[Tweet “You know, I love a gutsy woman. A dangerous woman! A woman that, despite the possibility that she will be misunderstood, not liked or accepted, called “unladylike”, or possibly piss people off, speaks her own experience anyway.”] I’m not talking about rude folks with no boundaries…no, I don’t have any tolerance for that.  I’m talking about a woman that stands in her own power with grace, and tells it like it is. Full of courage and heart, even if her knees are knocking. Woman, you have my allegiance…Sign me UP.”

I have been surprised at the response.  Seems that I’ve said something that some folks really resonate with.  But I really wrote it to encourage myself!

Let me explain.  I’m in the process of writing my book about  my journey to find home in my heart and heal ancestral patterns of abuse and dysfunction so that our children and those beyond them can be freer to create lives in balance.  It is a very challenging book to write because I have to tell my own life story; as the voice that this tale comes through, it is important that I come clean and that the reader knows the lenses that I perceive the world through.

But, as I write in my chair, I feel the ghosts of those who want me to stay silent standing at my shoulders.  I will not give them voice here by sharing the things the mean things they say.  But I can tell you that the fear of breaking the code and sharing the shameful secrets in my family of origin is enough to give me pause.  Hell, it’s enough to make my whole body shake with tremors and the sensation of a giant angry hand closing around my throat.

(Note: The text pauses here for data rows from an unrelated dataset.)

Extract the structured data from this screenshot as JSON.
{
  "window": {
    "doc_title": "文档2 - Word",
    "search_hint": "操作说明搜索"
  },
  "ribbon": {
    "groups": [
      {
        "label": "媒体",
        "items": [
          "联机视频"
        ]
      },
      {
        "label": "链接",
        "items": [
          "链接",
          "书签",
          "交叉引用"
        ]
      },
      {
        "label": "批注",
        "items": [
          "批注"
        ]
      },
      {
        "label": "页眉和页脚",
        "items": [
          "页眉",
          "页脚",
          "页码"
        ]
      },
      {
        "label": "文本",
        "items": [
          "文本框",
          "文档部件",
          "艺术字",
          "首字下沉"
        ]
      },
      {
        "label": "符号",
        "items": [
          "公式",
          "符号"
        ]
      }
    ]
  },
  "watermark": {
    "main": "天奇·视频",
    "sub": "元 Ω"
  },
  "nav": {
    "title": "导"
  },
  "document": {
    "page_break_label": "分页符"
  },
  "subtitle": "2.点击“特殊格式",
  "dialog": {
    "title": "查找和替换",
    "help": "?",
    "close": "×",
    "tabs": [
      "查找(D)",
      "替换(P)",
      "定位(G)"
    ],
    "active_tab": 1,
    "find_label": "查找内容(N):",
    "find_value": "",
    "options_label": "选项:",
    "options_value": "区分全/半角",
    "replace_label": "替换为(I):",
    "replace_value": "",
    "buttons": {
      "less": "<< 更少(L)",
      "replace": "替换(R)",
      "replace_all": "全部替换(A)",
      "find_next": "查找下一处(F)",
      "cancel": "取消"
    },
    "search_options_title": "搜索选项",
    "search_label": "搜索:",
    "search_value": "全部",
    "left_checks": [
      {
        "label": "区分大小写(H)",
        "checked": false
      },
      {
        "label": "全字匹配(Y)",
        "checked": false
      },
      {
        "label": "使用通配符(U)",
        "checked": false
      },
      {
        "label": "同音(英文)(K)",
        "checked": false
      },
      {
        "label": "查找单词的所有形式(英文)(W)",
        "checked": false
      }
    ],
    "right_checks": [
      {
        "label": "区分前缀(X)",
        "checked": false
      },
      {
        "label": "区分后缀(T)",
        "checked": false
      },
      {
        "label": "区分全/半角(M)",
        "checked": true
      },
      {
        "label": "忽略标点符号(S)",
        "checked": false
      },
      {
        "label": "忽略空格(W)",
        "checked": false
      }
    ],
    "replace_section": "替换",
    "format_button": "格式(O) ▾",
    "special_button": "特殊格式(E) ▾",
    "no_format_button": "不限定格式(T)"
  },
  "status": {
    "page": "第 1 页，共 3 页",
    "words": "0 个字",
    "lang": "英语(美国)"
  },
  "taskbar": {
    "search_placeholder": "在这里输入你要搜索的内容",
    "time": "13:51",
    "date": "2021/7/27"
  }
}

It is an age-old problem for people who grow up in abusive families to overcome the pattern of hiding the truth, and to recognize and shine light on what is broken in the family.  But it takes an extraordinary act of courage to stand up and accept the ire that inevitably comes when we break rank and speak the family pain.  And I have to negotiate with my internalized “family secret keeper”, the little girl who wanted to be loved and accepted for who she was, but who had to learn to be someone else in order to survive into adulthood.

And so, as I’m writing, the horror of my experience is spelled out in detail, in black and white.  No longer in the dark recesses of my mind, or circling back through the laundry machine of psycho-therapy, but out in the world for all to see.  And when I have the kind souls who are holding me while I undertake this sacred task read what I’ve written, I hear their stunned response, and it makes it real.  Dear God.  I lived through this, and here I am sharing my victorious return to my spirit.  I am a warrior woman.

I have every right to speak my truth, to share my experience, to reveal what would have killed a weaker spirit, to roar my emergence from the dark arms of death in my biological family, and to encourage others to do the same.  I write this book on behalf of that little girl, and on behalf of all women who are shushed, who people wish would “just be quiet”, who choose to speak their truth rather than die a silent death.  The woman that I wrote about in that Facebook post is ME.

As I continue to gather up my courage and forge ahead to finish this book, I’m going to periodically look at that post in order to remind myself of the leader I’ve become in my own life.  I was inspired by those who’d found their power and their voice in earlier years, but now I am inspiring myself.

How do you need to speak up in YOUR life?  What stories need to be told by YOU?  Please share!!!

See the related post, “V” is for VOICE